Data about app and page elements

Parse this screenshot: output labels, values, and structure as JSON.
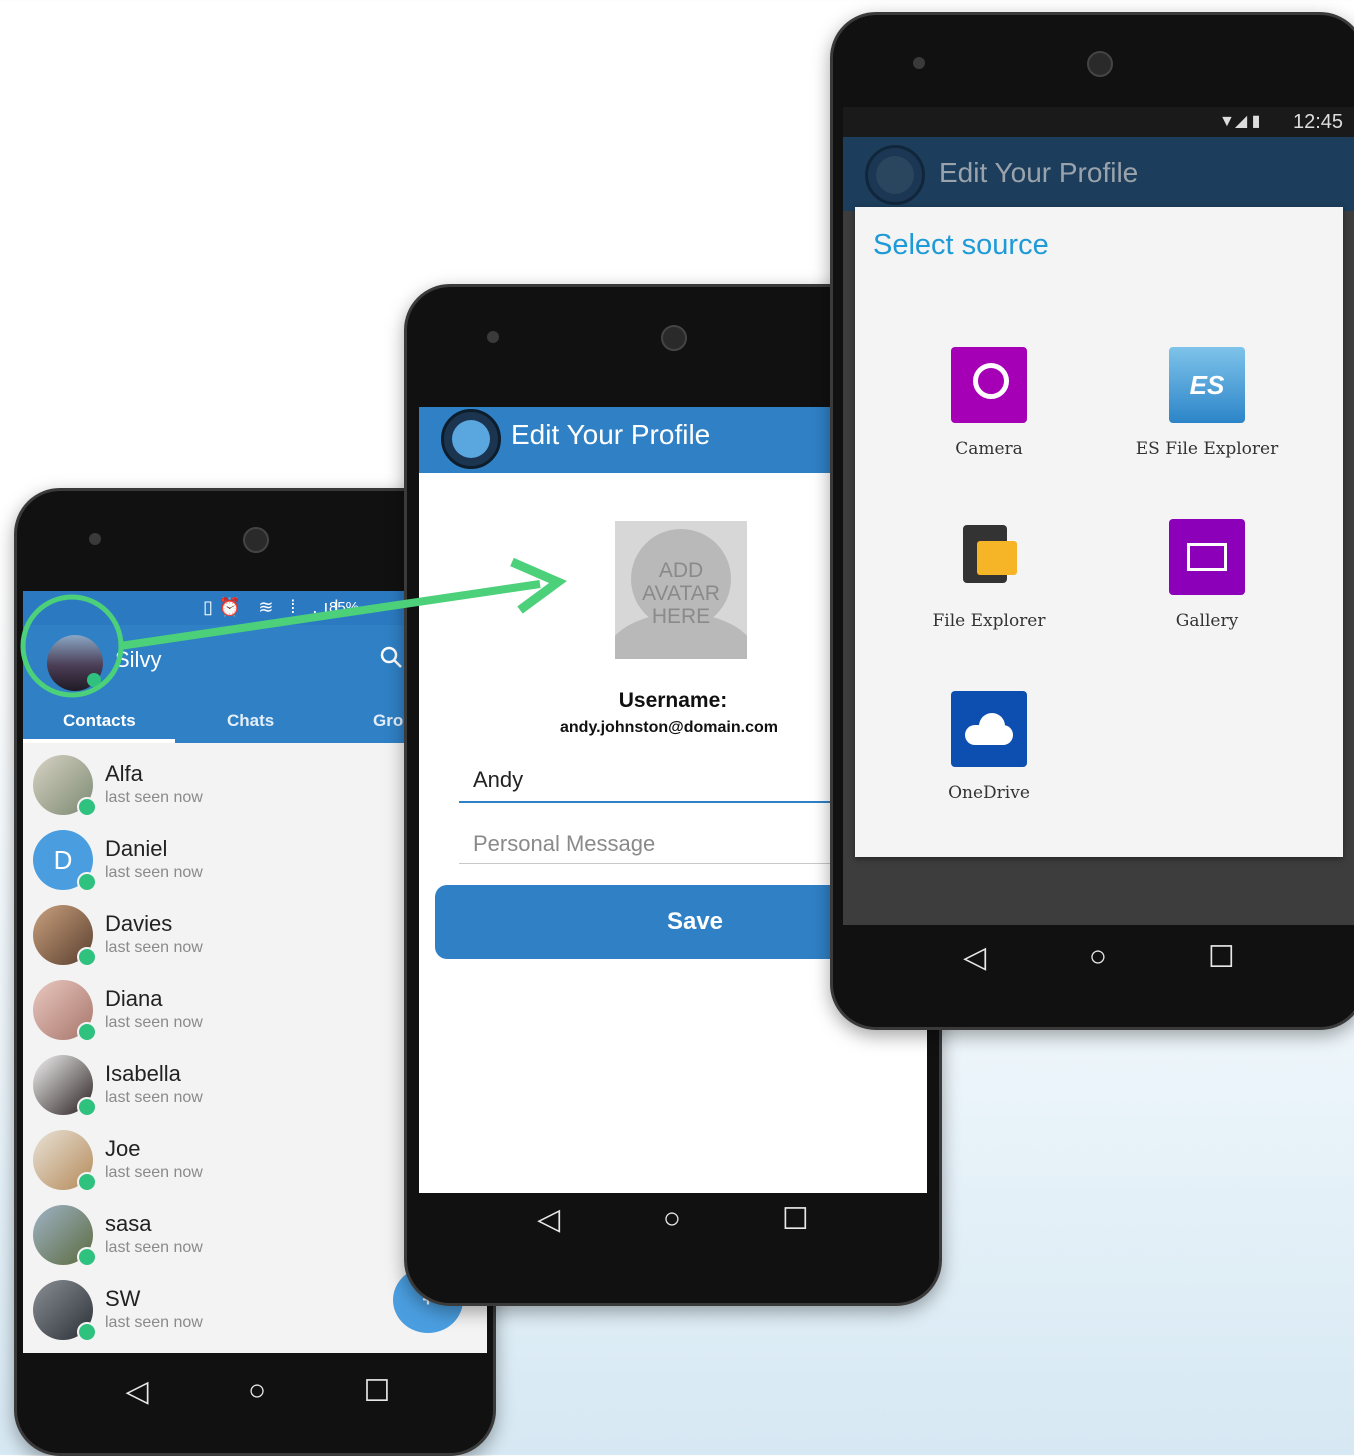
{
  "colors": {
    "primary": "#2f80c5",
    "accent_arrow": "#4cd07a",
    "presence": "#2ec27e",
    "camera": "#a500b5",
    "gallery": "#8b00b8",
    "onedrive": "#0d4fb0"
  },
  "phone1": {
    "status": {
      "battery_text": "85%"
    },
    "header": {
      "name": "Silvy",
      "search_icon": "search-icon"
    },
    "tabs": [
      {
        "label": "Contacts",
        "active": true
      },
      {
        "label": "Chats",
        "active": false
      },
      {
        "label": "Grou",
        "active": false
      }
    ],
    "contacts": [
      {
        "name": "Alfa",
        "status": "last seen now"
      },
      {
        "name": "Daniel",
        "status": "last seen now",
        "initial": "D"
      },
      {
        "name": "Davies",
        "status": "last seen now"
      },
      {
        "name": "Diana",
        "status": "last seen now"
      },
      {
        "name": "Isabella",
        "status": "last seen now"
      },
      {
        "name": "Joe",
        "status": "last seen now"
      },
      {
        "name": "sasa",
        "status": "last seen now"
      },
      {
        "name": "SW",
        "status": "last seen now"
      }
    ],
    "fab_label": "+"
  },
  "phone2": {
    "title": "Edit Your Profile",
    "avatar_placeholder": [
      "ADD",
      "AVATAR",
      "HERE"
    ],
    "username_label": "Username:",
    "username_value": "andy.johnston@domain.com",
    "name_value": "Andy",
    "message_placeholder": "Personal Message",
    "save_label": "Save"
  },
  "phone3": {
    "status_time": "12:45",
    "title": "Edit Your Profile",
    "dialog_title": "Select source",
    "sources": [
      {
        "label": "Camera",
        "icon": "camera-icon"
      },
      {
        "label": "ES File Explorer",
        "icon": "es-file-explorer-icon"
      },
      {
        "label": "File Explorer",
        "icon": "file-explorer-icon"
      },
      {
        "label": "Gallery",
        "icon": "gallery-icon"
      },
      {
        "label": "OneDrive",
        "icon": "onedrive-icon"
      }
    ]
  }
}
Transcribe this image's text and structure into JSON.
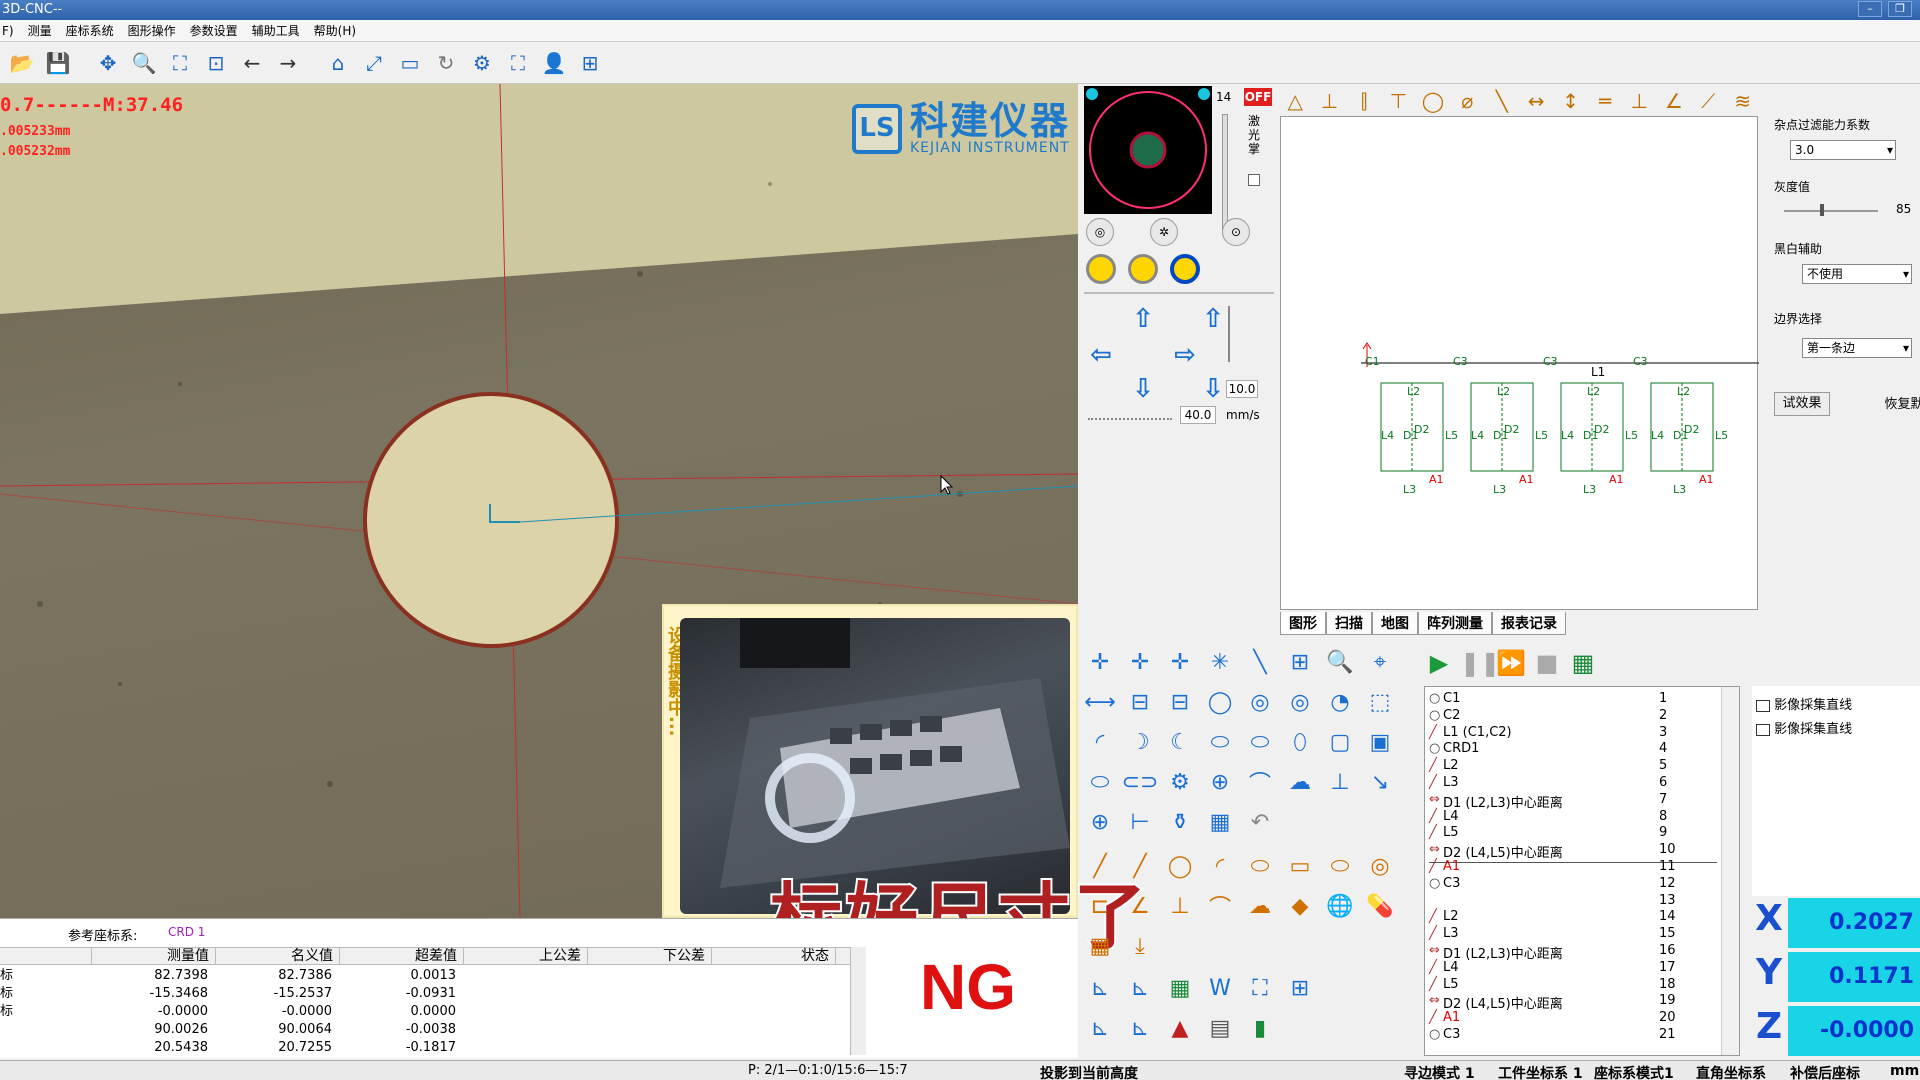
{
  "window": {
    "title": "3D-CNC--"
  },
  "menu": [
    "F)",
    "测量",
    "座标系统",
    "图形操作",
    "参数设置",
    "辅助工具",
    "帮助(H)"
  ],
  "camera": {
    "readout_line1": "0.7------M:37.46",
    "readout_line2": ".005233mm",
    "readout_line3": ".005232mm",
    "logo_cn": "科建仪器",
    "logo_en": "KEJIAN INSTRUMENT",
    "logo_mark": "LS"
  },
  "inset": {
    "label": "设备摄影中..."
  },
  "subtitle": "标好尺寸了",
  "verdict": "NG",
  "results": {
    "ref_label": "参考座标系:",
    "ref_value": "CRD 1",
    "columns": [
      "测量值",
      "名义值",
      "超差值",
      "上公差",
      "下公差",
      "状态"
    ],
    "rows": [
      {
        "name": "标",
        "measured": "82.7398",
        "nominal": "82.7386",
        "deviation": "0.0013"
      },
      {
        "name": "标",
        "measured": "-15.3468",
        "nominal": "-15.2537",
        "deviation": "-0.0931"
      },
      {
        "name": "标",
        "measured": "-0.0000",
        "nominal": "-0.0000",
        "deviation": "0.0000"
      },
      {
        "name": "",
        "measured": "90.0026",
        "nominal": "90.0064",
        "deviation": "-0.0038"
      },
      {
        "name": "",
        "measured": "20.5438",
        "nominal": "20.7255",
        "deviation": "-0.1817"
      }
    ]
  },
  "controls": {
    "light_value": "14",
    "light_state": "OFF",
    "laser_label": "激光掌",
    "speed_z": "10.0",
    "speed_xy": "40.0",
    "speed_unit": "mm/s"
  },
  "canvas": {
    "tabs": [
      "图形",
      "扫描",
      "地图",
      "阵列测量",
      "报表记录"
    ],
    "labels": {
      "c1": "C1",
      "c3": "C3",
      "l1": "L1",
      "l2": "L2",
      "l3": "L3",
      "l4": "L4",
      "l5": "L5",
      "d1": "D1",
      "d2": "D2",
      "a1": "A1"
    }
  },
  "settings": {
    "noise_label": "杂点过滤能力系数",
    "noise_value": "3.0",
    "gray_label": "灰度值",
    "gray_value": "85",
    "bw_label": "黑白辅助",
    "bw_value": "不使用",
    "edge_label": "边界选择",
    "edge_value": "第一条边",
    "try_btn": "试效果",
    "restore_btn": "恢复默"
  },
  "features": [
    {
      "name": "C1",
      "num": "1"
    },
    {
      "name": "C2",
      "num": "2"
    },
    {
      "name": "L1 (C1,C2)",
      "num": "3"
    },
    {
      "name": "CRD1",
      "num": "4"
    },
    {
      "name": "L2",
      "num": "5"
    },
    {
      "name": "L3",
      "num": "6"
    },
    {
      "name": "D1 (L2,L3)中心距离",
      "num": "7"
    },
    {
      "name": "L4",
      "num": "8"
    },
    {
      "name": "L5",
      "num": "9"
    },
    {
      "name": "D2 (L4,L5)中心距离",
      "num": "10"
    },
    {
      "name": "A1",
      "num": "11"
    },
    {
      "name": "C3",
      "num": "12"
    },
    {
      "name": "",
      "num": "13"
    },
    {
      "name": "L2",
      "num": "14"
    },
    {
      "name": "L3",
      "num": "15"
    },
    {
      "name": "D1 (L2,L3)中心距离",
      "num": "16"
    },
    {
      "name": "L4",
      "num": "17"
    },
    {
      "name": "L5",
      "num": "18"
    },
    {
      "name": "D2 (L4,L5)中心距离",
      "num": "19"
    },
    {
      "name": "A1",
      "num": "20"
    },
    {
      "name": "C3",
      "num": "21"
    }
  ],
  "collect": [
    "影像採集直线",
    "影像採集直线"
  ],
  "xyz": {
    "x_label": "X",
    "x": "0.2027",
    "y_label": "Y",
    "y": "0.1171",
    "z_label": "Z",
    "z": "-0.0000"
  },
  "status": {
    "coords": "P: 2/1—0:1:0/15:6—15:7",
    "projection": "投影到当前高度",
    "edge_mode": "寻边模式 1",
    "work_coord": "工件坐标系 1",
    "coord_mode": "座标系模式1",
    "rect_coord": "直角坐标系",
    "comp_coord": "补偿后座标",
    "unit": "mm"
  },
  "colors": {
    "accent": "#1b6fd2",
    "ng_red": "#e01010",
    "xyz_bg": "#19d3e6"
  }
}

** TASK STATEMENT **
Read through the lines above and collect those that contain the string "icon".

** EXERCISE SOLUTION **
      "search_icon": "search-icon"
        "icon": "camera-icon"
        "icon": "es-file-explorer-icon"
        "icon": "file-explorer-icon"
        "icon": "gallery-icon"
        "icon": "onedrive-icon"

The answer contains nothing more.